In the past few months, there have been tragic situations involving police officers captured on video. The videos have become part of conversations across the nation.
I’m not talking about the front page of the newspaper or pundits on television. I’m talking about conversations taking place in coffee shops, barbershops and at the dinner table.
People are trying to make sense of the violent imagery.
The vast majority of these conversations are taking place without input from everyday police officers.
It seems almost every time I am in a group and tell them I am a retired police officer I inevitably get asked, “That’s great. I have some questions.”
I wonder how many people have the opportunity to speak with a police officer one on one and get their assessment of these videos.
First and foremost, when a police officer sees the use of force on the news, their first response is often the same as most people.
Mine is sometimes, “Damn, that looks bad.”
Given all my experience, if I feel an encounter looks bad I can only imagine what somebody who isn’t a police officer must think.
Policing is experiential – that’s where my evaluation of these events may start to differ from those who have never contacted an armed suspect.

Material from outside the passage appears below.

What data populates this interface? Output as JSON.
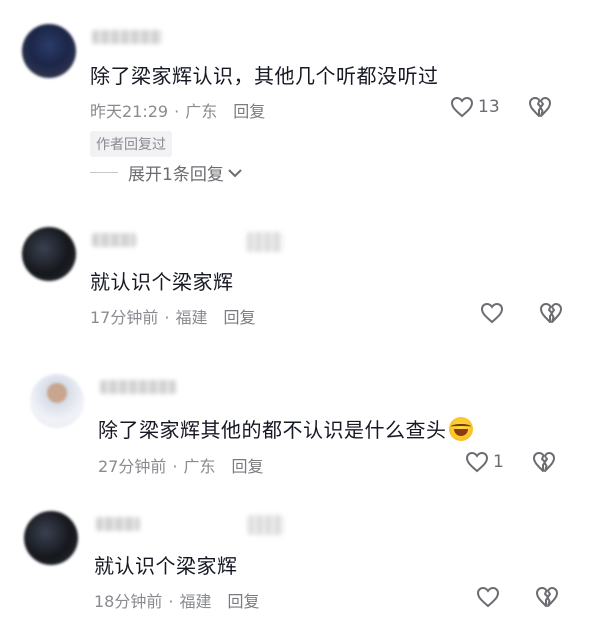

In Baton Rouge, Louisiana two officers fought with an armed suspect. At the time the decision is made to shoot, I wonder, “What was the officer thinking?”
I also ask myself several other questions: What happened before the physical confrontation? What was said? What was the subject’s response? I am curious about physical and verbal responses.

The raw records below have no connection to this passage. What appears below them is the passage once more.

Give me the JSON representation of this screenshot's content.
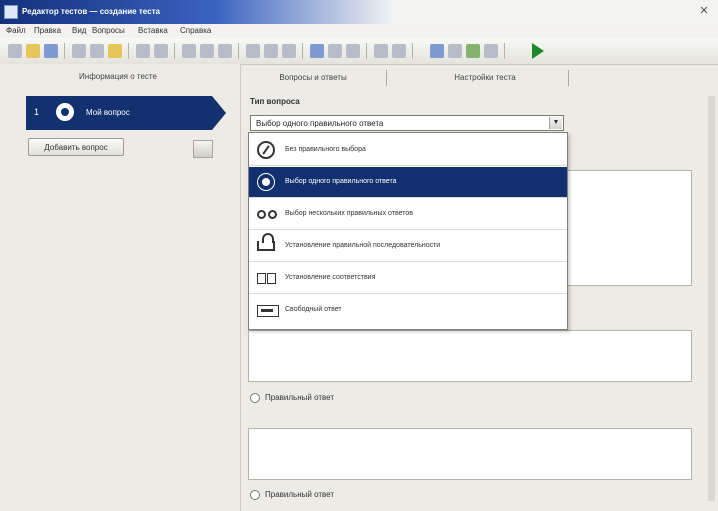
{
  "window": {
    "title": "Редактор тестов — создание теста",
    "close_label": "✕"
  },
  "menu": {
    "items": [
      "Файл",
      "Правка",
      "Вид",
      "Вопросы",
      "Вставка",
      "Справка"
    ]
  },
  "toolbar": {
    "buttons": [
      {
        "icon": "new-file-icon"
      },
      {
        "icon": "open-folder-icon"
      },
      {
        "icon": "save-icon"
      },
      {
        "icon": "cut-icon"
      },
      {
        "icon": "copy-icon"
      },
      {
        "icon": "paste-icon"
      },
      {
        "icon": "undo-icon"
      },
      {
        "icon": "redo-icon"
      },
      {
        "icon": "bold-icon"
      },
      {
        "icon": "italic-icon"
      },
      {
        "icon": "underline-icon"
      },
      {
        "icon": "align-left-icon"
      },
      {
        "icon": "align-center-icon"
      },
      {
        "icon": "align-right-icon"
      },
      {
        "icon": "insert-image-icon"
      },
      {
        "icon": "insert-table-icon"
      },
      {
        "icon": "run-icon"
      }
    ]
  },
  "left_panel": {
    "header": "Информация о тесте",
    "question_item": {
      "number": "1",
      "label": "Мой вопрос"
    },
    "add_question_label": "Добавить вопрос"
  },
  "tabs": [
    {
      "label": "Вопросы и ответы"
    },
    {
      "label": "Настройки теста"
    }
  ],
  "question_type": {
    "label": "Тип вопроса",
    "selected": "Выбор одного правильного ответа",
    "options": [
      {
        "label": "Без правильного выбора",
        "icon": "no-answer-icon"
      },
      {
        "label": "Выбор одного правильного ответа",
        "icon": "single-choice-icon",
        "selected": true
      },
      {
        "label": "Выбор нескольких правильных ответов",
        "icon": "multiple-choice-icon"
      },
      {
        "label": "Установление правильной последовательности",
        "icon": "sequence-icon"
      },
      {
        "label": "Установление соответствия",
        "icon": "matching-icon"
      },
      {
        "label": "Свободный ответ",
        "icon": "free-answer-icon"
      }
    ]
  },
  "answers": {
    "correct_label": "Правильный ответ"
  },
  "colors": {
    "selection": "#12306f",
    "run": "#1d8a2c"
  }
}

What was the information the officers received from dispatch before and as they got out of their car?
What was the officer thinking when he heard his partner yell, “Gun!”
Did the shouting of the word “Gun!” change the response? How?
How much can we discern about what the officer was thinking from the video alone?
In Falcon Heights, Minnesota, the aftermath of a police shooting is caught on a cell phone by the shot man’s fiancé and broadcast to the world.
The emotional state of the officer is evident when he says, “”I told him not to reach for it. I told him to get his hand off it.”
The tragic imagery is powerful and moving. Once again I ask the question, “What was the officer thinking?”
What did the officer know before he approached the vehicle? What were the words exchanged? What was the subject’s response – both physical and verbal?
Did the officer’s experience and training adequately prepare him for this type of contact?
Let’s face it, experience and training make a difference in how a police officer processes events.
These two incidents and others are now under intense scrutiny – legally, procedurally and tactically.
Investigators, prosecutors, and department staff will be asking the same question: What was the officer thinking?
Joe is a retired Anaheim Police Department captain. You can reach him at firstname.lastname@example.org.